FERRY: Early on, I said “I want the ‘cool table’ to be like the Gaza Strip” [laughs] — that’s why you hear a lot of this, sort-of Arabic-inspired music in that episode, because I want it to feel like these historical, ancient enemies, the athletes and the smart kids, have been warring over this tiny piece of real estate for centuries, and it’s when you elevate it to that level is when it gets really funny, because, y’know, we’re also talking about, a lunch table. [laughs]
HILOBROW: Is there anything we haven’t covered?
FERRY: The only thing I will say is this: You can download and watch the show for free, and you don’t need to be a Verizon subscriber to get the go90 app. [laughs] That’s what I get asked more than anything else.

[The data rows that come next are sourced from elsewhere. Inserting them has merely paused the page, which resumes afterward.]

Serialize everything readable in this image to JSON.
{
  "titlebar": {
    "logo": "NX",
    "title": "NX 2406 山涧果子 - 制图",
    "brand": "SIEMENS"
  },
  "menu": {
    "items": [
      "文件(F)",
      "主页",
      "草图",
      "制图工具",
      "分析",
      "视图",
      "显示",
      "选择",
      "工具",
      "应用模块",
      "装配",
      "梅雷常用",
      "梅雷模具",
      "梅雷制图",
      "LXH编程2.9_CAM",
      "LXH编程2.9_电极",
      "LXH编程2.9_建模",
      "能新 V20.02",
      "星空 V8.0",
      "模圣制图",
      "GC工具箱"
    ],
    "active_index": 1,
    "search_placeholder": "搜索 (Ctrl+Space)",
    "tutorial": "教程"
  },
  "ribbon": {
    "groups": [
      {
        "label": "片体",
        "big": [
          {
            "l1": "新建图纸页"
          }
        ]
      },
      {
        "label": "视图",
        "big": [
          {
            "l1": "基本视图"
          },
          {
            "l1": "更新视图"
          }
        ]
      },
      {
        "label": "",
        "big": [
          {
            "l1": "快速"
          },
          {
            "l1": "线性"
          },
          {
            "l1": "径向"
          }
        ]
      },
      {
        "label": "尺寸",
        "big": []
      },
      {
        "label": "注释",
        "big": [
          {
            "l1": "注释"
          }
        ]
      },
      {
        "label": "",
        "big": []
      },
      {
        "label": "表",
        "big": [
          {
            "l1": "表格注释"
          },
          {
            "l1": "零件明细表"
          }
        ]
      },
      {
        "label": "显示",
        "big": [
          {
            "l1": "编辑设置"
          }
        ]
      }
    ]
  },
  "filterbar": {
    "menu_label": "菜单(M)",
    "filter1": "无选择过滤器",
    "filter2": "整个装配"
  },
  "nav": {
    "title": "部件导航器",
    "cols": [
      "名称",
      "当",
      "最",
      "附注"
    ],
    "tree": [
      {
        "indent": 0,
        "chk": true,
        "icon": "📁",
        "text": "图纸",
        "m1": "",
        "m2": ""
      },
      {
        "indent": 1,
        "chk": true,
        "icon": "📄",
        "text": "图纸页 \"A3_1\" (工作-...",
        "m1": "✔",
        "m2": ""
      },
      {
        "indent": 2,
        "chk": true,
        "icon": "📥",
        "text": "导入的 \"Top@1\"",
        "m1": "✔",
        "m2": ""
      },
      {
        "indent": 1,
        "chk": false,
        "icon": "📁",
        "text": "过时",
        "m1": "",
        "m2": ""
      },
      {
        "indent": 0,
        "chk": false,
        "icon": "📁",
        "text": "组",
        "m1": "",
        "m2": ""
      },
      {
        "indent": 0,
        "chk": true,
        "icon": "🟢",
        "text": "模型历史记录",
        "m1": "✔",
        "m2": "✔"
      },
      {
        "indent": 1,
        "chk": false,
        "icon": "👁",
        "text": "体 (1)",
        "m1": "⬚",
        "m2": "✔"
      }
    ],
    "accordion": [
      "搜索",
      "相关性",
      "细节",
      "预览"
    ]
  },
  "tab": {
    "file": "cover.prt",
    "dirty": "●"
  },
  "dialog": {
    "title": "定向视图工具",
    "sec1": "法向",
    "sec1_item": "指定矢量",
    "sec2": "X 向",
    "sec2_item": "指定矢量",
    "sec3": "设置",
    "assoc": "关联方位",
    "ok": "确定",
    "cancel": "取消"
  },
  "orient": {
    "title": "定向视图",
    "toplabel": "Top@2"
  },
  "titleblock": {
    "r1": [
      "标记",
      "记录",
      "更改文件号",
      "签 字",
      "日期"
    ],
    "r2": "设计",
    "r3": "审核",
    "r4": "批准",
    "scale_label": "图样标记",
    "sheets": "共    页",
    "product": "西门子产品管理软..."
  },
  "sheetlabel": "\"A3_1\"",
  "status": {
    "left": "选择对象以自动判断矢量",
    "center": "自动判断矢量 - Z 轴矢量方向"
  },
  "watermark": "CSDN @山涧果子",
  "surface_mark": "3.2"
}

HILOBROW: Thank you; which content is proprietary and which is free is one of the most pressing questions of our times!
New episodes of Mr. Student Body President are streaming every Thursday here.
MORE POSTS by ADAM McGOVERN: Adam’s PANEL ZERO (comics-related Q&As, 2018 monthly) | Adam’s THIS: column (2016–2017 weekly) | PEOPLE YOU MEET IN HELL, a 5-part series about characters in McGovern’s and Paolo Leandri’s comic Nightworld | Two IDORU JONES comics by McGovern and Paolo Leandri | BOWIEOLOGY: Celebrating 50 years of Bowie | ODD ABSURDUM: How Felix invented the 21st century self | CROM YOUR ENTHUSIASM: C.L. Moore’s JIREL OF JOIRY stories | KERN YOUR ENTHUSIASM: Data 70 | HERC YOUR ENTHUSIASM: “Freedom” | KIRK YOUR ENTHUSIASM: Captain Camelot | KIRB YOUR ENTHUSIASM: Full Fathom Five | A 5-part series on Jack Kirby’s Fourth World mythos | Reviews of Annie Nocenti’s comics Katana, Catwoman, Klarion, and Green Arrow | The curated series FANCHILD | To see all of Adam’s posts, including HiLo Hero items on Lilli Carré, Judy Garland, Wally Wood, and others: CLICK HERE